32-Moon, 17-Stork: Transformation, especially emotional. The Moon may be the second most emotional card after the Heart, and the Heart has already been used in this reading. Harrow is now physically a Lyctor, and immortal, but she’s also emotionally not the person she was at the beginning of the book. At another level, it’s also a change (Stork) in her “career” (Moon): she’s gone from being the Reverend Daughter of the Ninth House to being Harrowhark the First.

The Lines

Unlike that first reading for The Lord of the Rings, I haven’t been able to find additional meanings in all the lines of this reading. But here are a few.

Center vertical: Gideon and Harrow are unwillingly paired and opposed in order to answer the summons to Canaan House.
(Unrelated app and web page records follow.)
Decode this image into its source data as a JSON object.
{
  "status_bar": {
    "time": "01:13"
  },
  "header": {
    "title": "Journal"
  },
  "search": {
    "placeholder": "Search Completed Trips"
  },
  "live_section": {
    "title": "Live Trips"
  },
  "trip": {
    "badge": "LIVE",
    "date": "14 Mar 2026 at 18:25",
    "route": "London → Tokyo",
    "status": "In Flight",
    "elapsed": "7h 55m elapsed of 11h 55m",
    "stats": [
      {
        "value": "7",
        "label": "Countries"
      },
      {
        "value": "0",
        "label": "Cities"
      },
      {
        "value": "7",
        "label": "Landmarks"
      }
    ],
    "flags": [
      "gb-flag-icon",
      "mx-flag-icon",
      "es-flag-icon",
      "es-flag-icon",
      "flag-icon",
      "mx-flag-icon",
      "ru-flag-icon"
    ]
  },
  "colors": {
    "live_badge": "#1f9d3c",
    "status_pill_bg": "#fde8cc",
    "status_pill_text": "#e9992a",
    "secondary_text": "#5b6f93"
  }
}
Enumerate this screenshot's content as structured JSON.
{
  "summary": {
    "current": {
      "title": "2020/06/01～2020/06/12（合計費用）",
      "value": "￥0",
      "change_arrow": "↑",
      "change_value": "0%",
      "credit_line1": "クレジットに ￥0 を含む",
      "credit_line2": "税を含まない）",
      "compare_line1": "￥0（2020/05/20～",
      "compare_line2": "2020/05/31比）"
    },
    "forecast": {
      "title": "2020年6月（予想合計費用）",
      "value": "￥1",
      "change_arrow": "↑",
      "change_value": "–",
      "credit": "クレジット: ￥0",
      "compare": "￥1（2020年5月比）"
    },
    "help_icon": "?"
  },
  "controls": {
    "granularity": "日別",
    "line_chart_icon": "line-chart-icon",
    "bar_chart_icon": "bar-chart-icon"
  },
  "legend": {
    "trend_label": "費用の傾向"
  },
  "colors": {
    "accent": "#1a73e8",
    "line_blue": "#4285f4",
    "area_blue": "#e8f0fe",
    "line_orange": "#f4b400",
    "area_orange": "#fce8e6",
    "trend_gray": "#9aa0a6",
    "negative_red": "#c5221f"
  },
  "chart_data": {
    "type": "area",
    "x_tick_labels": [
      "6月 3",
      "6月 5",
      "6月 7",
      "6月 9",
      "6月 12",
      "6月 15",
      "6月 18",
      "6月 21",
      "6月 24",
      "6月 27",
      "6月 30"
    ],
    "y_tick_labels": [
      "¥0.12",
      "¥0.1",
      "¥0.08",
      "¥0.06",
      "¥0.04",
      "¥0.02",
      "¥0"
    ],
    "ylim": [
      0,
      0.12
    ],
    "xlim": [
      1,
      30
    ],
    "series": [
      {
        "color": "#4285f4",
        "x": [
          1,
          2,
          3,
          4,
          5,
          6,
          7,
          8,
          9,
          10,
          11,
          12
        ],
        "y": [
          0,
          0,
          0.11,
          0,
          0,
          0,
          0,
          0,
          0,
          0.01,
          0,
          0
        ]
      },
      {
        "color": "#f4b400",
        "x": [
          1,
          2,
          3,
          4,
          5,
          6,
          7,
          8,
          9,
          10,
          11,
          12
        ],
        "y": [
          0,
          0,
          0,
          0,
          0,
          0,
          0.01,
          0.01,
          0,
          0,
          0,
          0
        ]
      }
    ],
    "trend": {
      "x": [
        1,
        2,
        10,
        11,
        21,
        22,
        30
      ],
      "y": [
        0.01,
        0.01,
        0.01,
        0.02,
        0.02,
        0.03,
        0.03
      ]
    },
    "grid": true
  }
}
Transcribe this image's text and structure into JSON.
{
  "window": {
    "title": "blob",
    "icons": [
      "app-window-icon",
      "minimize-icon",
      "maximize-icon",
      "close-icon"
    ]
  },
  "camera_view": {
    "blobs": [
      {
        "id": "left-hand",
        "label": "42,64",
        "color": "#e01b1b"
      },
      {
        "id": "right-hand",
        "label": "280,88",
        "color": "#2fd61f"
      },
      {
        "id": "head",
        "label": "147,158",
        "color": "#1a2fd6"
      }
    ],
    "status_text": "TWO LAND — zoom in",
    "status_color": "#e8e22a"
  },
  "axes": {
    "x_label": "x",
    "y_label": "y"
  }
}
Center horizontal (rearranged): The conversation with the Emperor clears up the final mysteries that came from the summons to Canaan House.

Upper left to lower right diagonal: The most powerful servants are summoned to Canaan House to win transformation.


*Merriam-Webster

Review: Kissing the Hag

Apparently I have triggered the right algorithm at Amazon.com. They’re recommending Pagan books to me, not just from Llewellyn Publications or New Page Books now, but from publishers that I might never have heard of on my own, books that don’t show up on the shelves at my local Borders or Barnes & Noble. (My reading tastes are at the far end of the long tail.) One of the first of these off-the-beaten-path books I read was Kissing the Hag: The Dark Goddess and the Unacceptable Nature of Women. Not the most inviting of titles, which turned out to be the author’s point. But it was getting good reviews, including one from Thomas Moore, so I took a chance.

Kissing the Hag
Kissing the Hag: The Dark Goddess and the Unacceptable Nature of Women by Emma Restall Orr

Starting with a well-told retelling of the Arthurian tale “The Marriage of Gawain,” Orr explores seven goddesses (I keep thinking of them as archetypes): the virgin, the whore, the mother, the bitch, the witch, the old bag, and the hag. The book is written for a female audience, but the author welcomes male readers in the hopes that the book will help them understand the women they know a little better, and because under these various goddesses there’s a “current” that is common to human nature and nature as a whole. Orr maintains that any of these archetypes may be uncomfortable for a girl or woman to express, so that she ends up trying to suppress it, at the cost of censoring her true nature.

I almost gave up on this book at first, mostly because it didn’t sink in how she had structured it. She says at the beginning that although she quotes from many women, she relates each anecdote in the first person. I read that, forgot it, and read a good chunk of the book wondering how the narrator could have had so many contradictory experiences in her life. With that straightened out, though, it stopped distracting me, and the book instantly became more interesting to me. Some day I may have to reread it, remembering this from the start, and see if I think about those early chapters in a different way.

While I’m pretty sure I would’ve found this book to be a worthy read years ago, I don’t think I would’ve gotten nearly as much out of it then. I’m sure I wouldn’t have understood Orr’s takes on the witch, the old bag, or the hag when I was in my twenties, for instance. Overall, I would recommend it for women (or men) who’ve already done some self-exploration and/or who’ve had enough life experience by now to have some perspective on their lives.

My rating: 8 of 10 stars